Thierry Henry isn’t going to play this weekend against Seattle. Jamison Olave’s hamstrings are likely to take a pass, too, but that’s no big surprise. While it’s easy to say this weekend’s is a huge game and Henry should suck it up, he’s never played in Seattle. And ultimately, this is just a regular season game. You can’t both have a playoff system and claim the regular season matches are huge. If Henry and his doctors are concerned certain chronic issues are more likely to flare up at CenturyLink, then he shouldn’t risk his health for a regular season match. It’s just one of 34.
Where this issue becomes particularly interesting is when you compare Seattle’s FieldTurf surface to that of their rivals. Portland brags about their turf, perhaps rightly so, as there’s an obvious difference between it and CenturyLink’s. Timbers owner Merritt Paulson enjoys telling the anecdote about how notorious turf critic David Beckham eventually conceded JELD-WEN’s surface is not bad; both he and Henry choose (chose) to play in Portland.
Contrast that with Vancouver, which may compete with New England as the league’s worst. But whereas the Revolution’s is FieldTurf struggles with issues distinct from other FieldTurf instances, BC Place uses LigaTurf, a product of the German company PolyTan. In previous posts, I’ve equated it to felt on a pool table, a distortion intended to convey how slick the surface is (and how hard the slab is underneath). No field in Major League Soccer sees balls roll or bounce as much as Vancouver’s, a potentially huge advantage based on familiarity alone.
If you were to put them on a spectrum of worst to best (or, to use the Arena range, “disasters” to ‘whatever, I guess’), Vancouver would lie at the far left. You don’t have to go very far to hear complaints. Seattle’s is less criticized but still draws Henry-esque caution, while Portland’s main criticism’s along the lines of “well, it’s still turf.”
Across all venues, recovery time’s going to be an issue, a reason why you’ll see any number of veterans skip Cascadia calls (even in Portland). Late in the season, when players are worn down, it’s not worth the risk.
And the games obviously play different, as Mikael Silvestre found out when a high bounce on JELD-WEN’s surface saw him caught out in his MLS debut. And as anybody who even rolls a ball at B.C. Place finds out, games are going play much faster in Vancouver.

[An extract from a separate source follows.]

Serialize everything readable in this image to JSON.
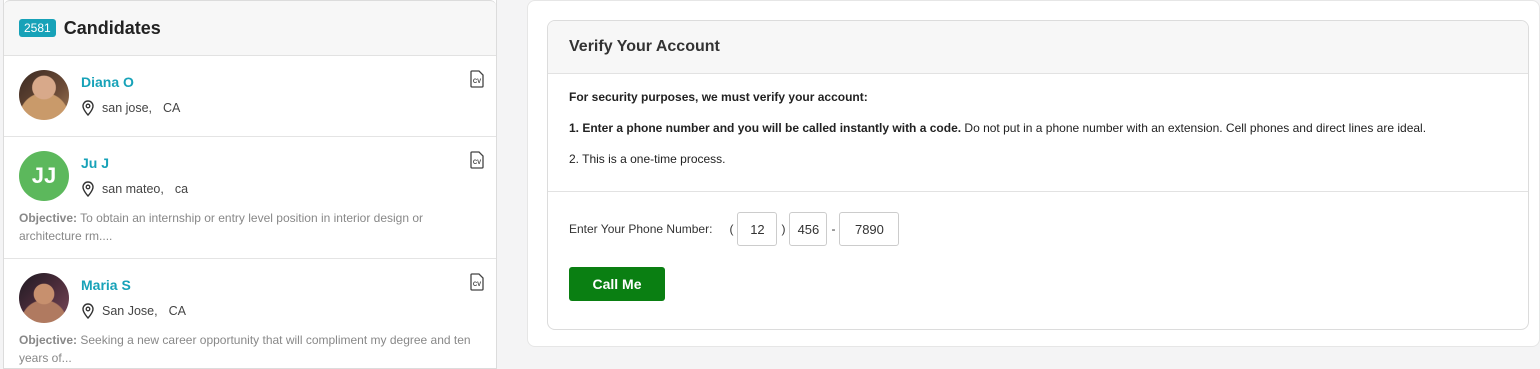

But not all turf is the same. Across Cascadia even, there are drastic, important differences – distinctions so pronounced, the blanket term “turf” has almost no value.